## [Required work]
An exact, complete copy of the lines below is the expected answer.

[Excerpts from an interface dataset]
'''
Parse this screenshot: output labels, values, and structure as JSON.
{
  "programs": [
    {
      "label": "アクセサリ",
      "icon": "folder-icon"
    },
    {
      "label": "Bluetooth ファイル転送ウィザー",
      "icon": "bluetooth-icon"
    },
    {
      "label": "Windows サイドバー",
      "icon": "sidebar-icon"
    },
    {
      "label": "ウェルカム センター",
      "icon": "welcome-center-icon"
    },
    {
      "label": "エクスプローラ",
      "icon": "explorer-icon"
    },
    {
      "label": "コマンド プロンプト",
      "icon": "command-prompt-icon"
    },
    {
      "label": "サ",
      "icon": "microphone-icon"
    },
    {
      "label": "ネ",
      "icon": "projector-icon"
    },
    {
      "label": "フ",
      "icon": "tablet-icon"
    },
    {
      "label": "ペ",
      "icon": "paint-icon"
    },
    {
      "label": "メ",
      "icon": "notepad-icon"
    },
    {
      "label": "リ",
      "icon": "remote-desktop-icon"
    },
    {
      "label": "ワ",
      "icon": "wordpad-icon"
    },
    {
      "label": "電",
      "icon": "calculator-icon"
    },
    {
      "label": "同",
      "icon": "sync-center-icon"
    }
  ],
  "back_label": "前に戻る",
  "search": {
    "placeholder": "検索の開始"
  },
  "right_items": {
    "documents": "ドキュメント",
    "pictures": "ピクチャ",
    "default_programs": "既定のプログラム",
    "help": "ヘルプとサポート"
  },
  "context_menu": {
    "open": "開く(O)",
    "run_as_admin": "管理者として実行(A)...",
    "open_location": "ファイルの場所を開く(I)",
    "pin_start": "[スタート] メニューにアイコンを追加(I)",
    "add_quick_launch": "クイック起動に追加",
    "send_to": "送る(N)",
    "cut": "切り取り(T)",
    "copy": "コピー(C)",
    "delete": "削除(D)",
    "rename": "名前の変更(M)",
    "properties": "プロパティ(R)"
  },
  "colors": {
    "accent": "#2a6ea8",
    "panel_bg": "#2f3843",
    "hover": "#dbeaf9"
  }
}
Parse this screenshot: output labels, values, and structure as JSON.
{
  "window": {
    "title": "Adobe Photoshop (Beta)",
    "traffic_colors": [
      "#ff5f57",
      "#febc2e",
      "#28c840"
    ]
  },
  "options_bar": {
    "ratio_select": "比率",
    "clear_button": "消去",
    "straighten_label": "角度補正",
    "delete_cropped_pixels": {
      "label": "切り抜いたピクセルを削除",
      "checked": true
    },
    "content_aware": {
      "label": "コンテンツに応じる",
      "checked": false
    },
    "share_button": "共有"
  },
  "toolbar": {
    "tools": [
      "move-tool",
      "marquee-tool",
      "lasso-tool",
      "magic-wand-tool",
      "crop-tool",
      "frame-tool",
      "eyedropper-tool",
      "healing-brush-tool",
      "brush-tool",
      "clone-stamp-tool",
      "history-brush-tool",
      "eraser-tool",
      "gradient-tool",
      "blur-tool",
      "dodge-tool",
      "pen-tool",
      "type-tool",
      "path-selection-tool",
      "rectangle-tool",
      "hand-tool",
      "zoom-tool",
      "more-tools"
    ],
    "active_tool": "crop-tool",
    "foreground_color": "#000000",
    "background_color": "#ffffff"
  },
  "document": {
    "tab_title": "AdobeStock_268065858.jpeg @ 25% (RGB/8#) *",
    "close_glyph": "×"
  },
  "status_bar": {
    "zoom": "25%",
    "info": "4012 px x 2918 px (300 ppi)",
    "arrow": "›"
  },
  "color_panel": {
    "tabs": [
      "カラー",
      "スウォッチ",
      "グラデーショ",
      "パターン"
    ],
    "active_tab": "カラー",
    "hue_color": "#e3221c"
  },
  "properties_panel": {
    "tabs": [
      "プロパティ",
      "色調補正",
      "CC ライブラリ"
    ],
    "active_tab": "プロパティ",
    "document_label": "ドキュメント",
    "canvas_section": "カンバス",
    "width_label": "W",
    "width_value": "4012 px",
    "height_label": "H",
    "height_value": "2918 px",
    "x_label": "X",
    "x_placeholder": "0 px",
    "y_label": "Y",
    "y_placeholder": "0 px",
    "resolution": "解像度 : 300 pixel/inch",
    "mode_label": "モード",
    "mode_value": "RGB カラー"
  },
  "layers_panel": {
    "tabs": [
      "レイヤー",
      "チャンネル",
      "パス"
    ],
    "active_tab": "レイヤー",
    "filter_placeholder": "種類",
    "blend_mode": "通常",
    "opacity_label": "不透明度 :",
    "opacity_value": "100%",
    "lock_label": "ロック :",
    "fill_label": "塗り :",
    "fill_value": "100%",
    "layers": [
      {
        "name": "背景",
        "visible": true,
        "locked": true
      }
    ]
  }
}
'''
## [Response to the task]
Parse this screenshot: output labels, values, and structure as JSON.
{
  "programs": [
    {
      "label": "アクセサリ",
      "icon": "folder-icon"
    },
    {
      "label": "Bluetooth ファイル転送ウィザー",
      "icon": "bluetooth-icon"
    },
    {
      "label": "Windows サイドバー",
      "icon": "sidebar-icon"
    },
    {
      "label": "ウェルカム センター",
      "icon": "welcome-center-icon"
    },
    {
      "label": "エクスプローラ",
      "icon": "explorer-icon"
    },
    {
      "label": "コマンド プロンプト",
      "icon": "command-prompt-icon"
    },
    {
      "label": "サ",
      "icon": "microphone-icon"
    },
    {
      "label": "ネ",
      "icon": "projector-icon"
    },
    {
      "label": "フ",
      "icon": "tablet-icon"
    },
    {
      "label": "ペ",
      "icon": "paint-icon"
    },
    {
      "label": "メ",
      "icon": "notepad-icon"
    },
    {
      "label": "リ",
      "icon": "remote-desktop-icon"
    },
    {
      "label": "ワ",
      "icon": "wordpad-icon"
    },
    {
      "label": "電",
      "icon": "calculator-icon"
    },
    {
      "label": "同",
      "icon": "sync-center-icon"
    }
  ],
  "back_label": "前に戻る",
  "search": {
    "placeholder": "検索の開始"
  },
  "right_items": {
    "documents": "ドキュメント",
    "pictures": "ピクチャ",
    "default_programs": "既定のプログラム",
    "help": "ヘルプとサポート"
  },
  "context_menu": {
    "open": "開く(O)",
    "run_as_admin": "管理者として実行(A)...",
    "open_location": "ファイルの場所を開く(I)",
    "pin_start": "[スタート] メニューにアイコンを追加(I)",
    "add_quick_launch": "クイック起動に追加",
    "send_to": "送る(N)",
    "cut": "切り取り(T)",
    "copy": "コピー(C)",
    "delete": "削除(D)",
    "rename": "名前の変更(M)",
    "properties": "プロパティ(R)"
  },
  "colors": {
    "accent": "#2a6ea8",
    "panel_bg": "#2f3843",
    "hover": "#dbeaf9"
  }
}
Parse this screenshot: output labels, values, and structure as JSON.
{
  "window": {
    "title": "Adobe Photoshop (Beta)",
    "traffic_colors": [
      "#ff5f57",
      "#febc2e",
      "#28c840"
    ]
  },
  "options_bar": {
    "ratio_select": "比率",
    "clear_button": "消去",
    "straighten_label": "角度補正",
    "delete_cropped_pixels": {
      "label": "切り抜いたピクセルを削除",
      "checked": true
    },
    "content_aware": {
      "label": "コンテンツに応じる",
      "checked": false
    },
    "share_button": "共有"
  },
  "toolbar": {
    "tools": [
      "move-tool",
      "marquee-tool",
      "lasso-tool",
      "magic-wand-tool",
      "crop-tool",
      "frame-tool",
      "eyedropper-tool",
      "healing-brush-tool",
      "brush-tool",
      "clone-stamp-tool",
      "history-brush-tool",
      "eraser-tool",
      "gradient-tool",
      "blur-tool",
      "dodge-tool",
      "pen-tool",
      "type-tool",
      "path-selection-tool",
      "rectangle-tool",
      "hand-tool",
      "zoom-tool",
      "more-tools"
    ],
    "active_tool": "crop-tool",
    "foreground_color": "#000000",
    "background_color": "#ffffff"
  },
  "document": {
    "tab_title": "AdobeStock_268065858.jpeg @ 25% (RGB/8#) *",
    "close_glyph": "×"
  },
  "status_bar": {
    "zoom": "25%",
    "info": "4012 px x 2918 px (300 ppi)",
    "arrow": "›"
  },
  "color_panel": {
    "tabs": [
      "カラー",
      "スウォッチ",
      "グラデーショ",
      "パターン"
    ],
    "active_tab": "カラー",
    "hue_color": "#e3221c"
  },
  "properties_panel": {
    "tabs": [
      "プロパティ",
      "色調補正",
      "CC ライブラリ"
    ],
    "active_tab": "プロパティ",
    "document_label": "ドキュメント",
    "canvas_section": "カンバス",
    "width_label": "W",
    "width_value": "4012 px",
    "height_label": "H",
    "height_value": "2918 px",
    "x_label": "X",
    "x_placeholder": "0 px",
    "y_label": "Y",
    "y_placeholder": "0 px",
    "resolution": "解像度 : 300 pixel/inch",
    "mode_label": "モード",
    "mode_value": "RGB カラー"
  },
  "layers_panel": {
    "tabs": [
      "レイヤー",
      "チャンネル",
      "パス"
    ],
    "active_tab": "レイヤー",
    "filter_placeholder": "種類",
    "blend_mode": "通常",
    "opacity_label": "不透明度 :",
    "opacity_value": "100%",
    "lock_label": "ロック :",
    "fill_label": "塗り :",
    "fill_value": "100%",
    "layers": [
      {
        "name": "背景",
        "visible": true,
        "locked": true
      }
    ]
  }
}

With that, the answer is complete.